Summer has officially come to an end and fall movie season is here. Finding the right movie to see with your child or teen can be very challenging. Yet, it can also be a welcome opportunity to better engage and inspire rich conversation around certain important topics.
We have compiled a unique list of appropriate family friendly movies that both you and your child can enjoy together. The following movies all contain positive messaging, positive role models and representations, as well as limited exposure to drinking, drugs, smoking and foul language. Keeping in tradition with the Meeting House way, each movie also has a built in SEL component, whether it deals with demonstrating empathy, relationship skills, social awareness or other important SEL related themes. We hope the following movies will inspire rich and meaningful conversation with you and your child.
An animated musical adventure about a small group of Yetis who try to prove the existence of humans. The movie is age-appropriate for younger viewers but does have a lot of physical/slapstick comedy (including many falls from great heights, all of which are survived) and a couple of cases in which dart guns with sedatives are shot.
The movie strongly promotes the ideas of appreciating traditions but questioning the status quo, thinking outside the box, staying true to your ideals, and giving those unlike you a chance. In other words, it promotes curiosity, communication, and integrity.
An uplifting documentary about people who have developmental or intellectual disabilities (including autism, Down syndrome, and very low IQ) persevering and making the most of opportunities to live fulfilling lives. They encounter many challenges and difficulties, which might require explaining to younger viewers (which could be a good thing), including some tough issues of self-determination.
The movie teaches us about the value of showing empathy, perspective taking, as well as the importance of friendship and familial bonds.
Pick of the Litter
An upbeat documentary about training dogs to be service companions for the blind. While it's not specifically aimed at kids, it's appropriate enough for viewers of most ages. The tone is definitely positive, but kids might be a little sad when puppies get "cut" from the program and/or change ownership. The idea of losing a pet, or when someone who is loved leaves and doesn’t come back, can be upsetting.
Kids will learn a lot from watching -- both about how the guide dog program works and about the issues that sight-challenged people deal with regularly. The latter in particular will encourage kids' empathy and expand their understanding. The movie is also a wonderful way to open up a dialogue about community service and the importance of teamwork.
Now a family man living in London — Christopher receives a surprise visit from his old childhood pal, Winnie-the-Pooh. With Christopher's help, Pooh embarks on a journey to find his friends — Tigger, Eeyore, Owl, Piglet, Rabbit, Kanga and Roo. Once reunited, the lovable bear and the gang travel to the big city to help Christopher rediscover the joy of life.

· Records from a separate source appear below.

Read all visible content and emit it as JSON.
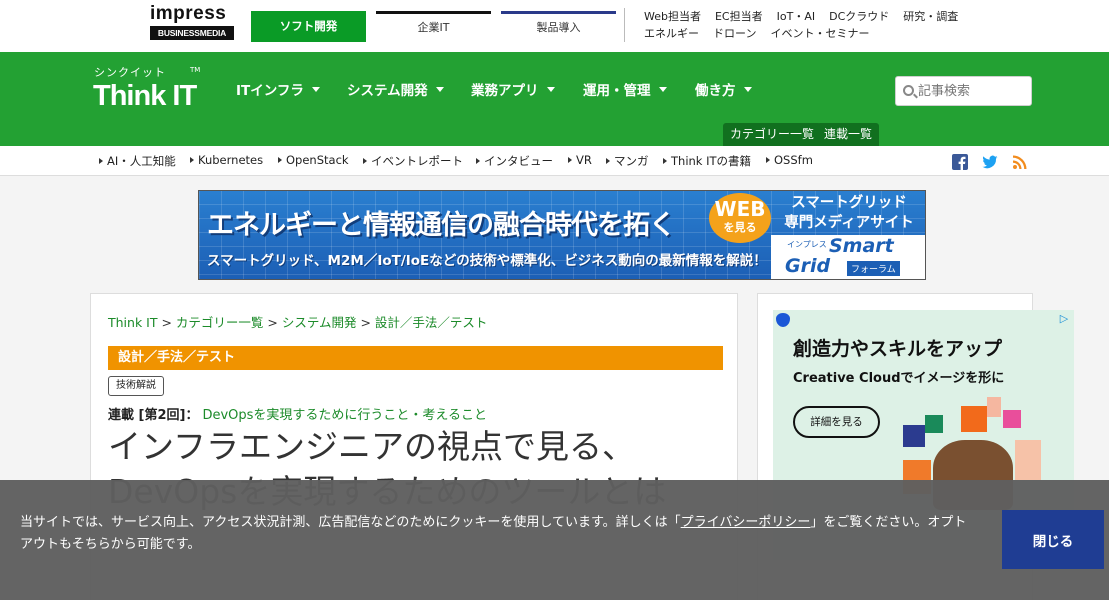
{
  "top": {
    "logo_word": "impress",
    "logo_sub": "BUSINESSMEDIA",
    "tabs": [
      "ソフト開発",
      "企業IT",
      "製品導入"
    ],
    "links_row1": [
      "Web担当者",
      "EC担当者",
      "IoT・AI",
      "DCクラウド",
      "研究・調査"
    ],
    "links_row2": [
      "エネルギー",
      "ドローン",
      "イベント・セミナー"
    ]
  },
  "header": {
    "brand_kana": "シンクイット",
    "brand_word": "Think IT",
    "brand_tm": "TM",
    "nav": [
      "ITインフラ",
      "システム開発",
      "業務アプリ",
      "運用・管理",
      "働き方"
    ],
    "search_placeholder": "記事検索",
    "pills": [
      "カテゴリー一覧",
      "連載一覧"
    ]
  },
  "keywords": [
    "AI・人工知能",
    "Kubernetes",
    "OpenStack",
    "イベントレポート",
    "インタビュー",
    "VR",
    "マンガ",
    "Think ITの書籍",
    "OSSfm"
  ],
  "banner": {
    "headline": "エネルギーと情報通信の融合時代を拓く",
    "sub": "スマートグリッド、M2M／IoT/IoEなどの技術や標準化、ビジネス動向の最新情報を解説！",
    "web_1": "WEB",
    "web_2": "を見る",
    "right_1": "スマートグリッド",
    "right_2": "専門メディアサイト",
    "logo_small": "インプレス",
    "logo_smart": "Smart",
    "logo_grid": "Grid",
    "logo_forum": "フォーラム"
  },
  "article": {
    "breadcrumbs": [
      "Think IT",
      "カテゴリー一覧",
      "システム開発",
      "設計／手法／テスト"
    ],
    "crumb_sep": " > ",
    "category": "設計／手法／テスト",
    "tag": "技術解説",
    "series_label": "連載 [第2回]：",
    "series_title": "DevOpsを実現するために行うこと・考えること",
    "title": "インフラエンジニアの視点で見る、DevOpsを実現するためのツールとは"
  },
  "ad": {
    "headline": "創造力やスキルをアップ",
    "sub": "Creative Cloudでイメージを形に",
    "button": "詳細を見る"
  },
  "cookie": {
    "text_before": "当サイトでは、サービス向上、アクセス状況計測、広告配信などのためにクッキーを使用しています。詳しくは「",
    "link": "プライバシーポリシー",
    "text_after": "」をご覧ください。オプトアウトもそちらから可能です。",
    "close": "閉じる"
  },
  "colors": {
    "brand_green": "#23a133",
    "dark_green": "#11701f",
    "category_orange": "#f09300",
    "close_button": "#1f3d93"
  }
}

There's a strong theme of being grateful for your life/those you love, as well as the importance of compassion, teamwork, play, friendship, imagination, and parent-child relationships.
A documentary that will strike a chord with many parents. It explores how teens interact with each other using electronic device (smartphones, computers, social media, etc.) and looks at whether parents can — or should — try to limit or control this behavior.
Many experts share their thoughts on the topics the movie covers, which include tech addiction, violent video games(some clips from the games are shown), digital citizenship, and more. It's sure to prompt conversations about family communication and responsible tech use if kids and parents watch together.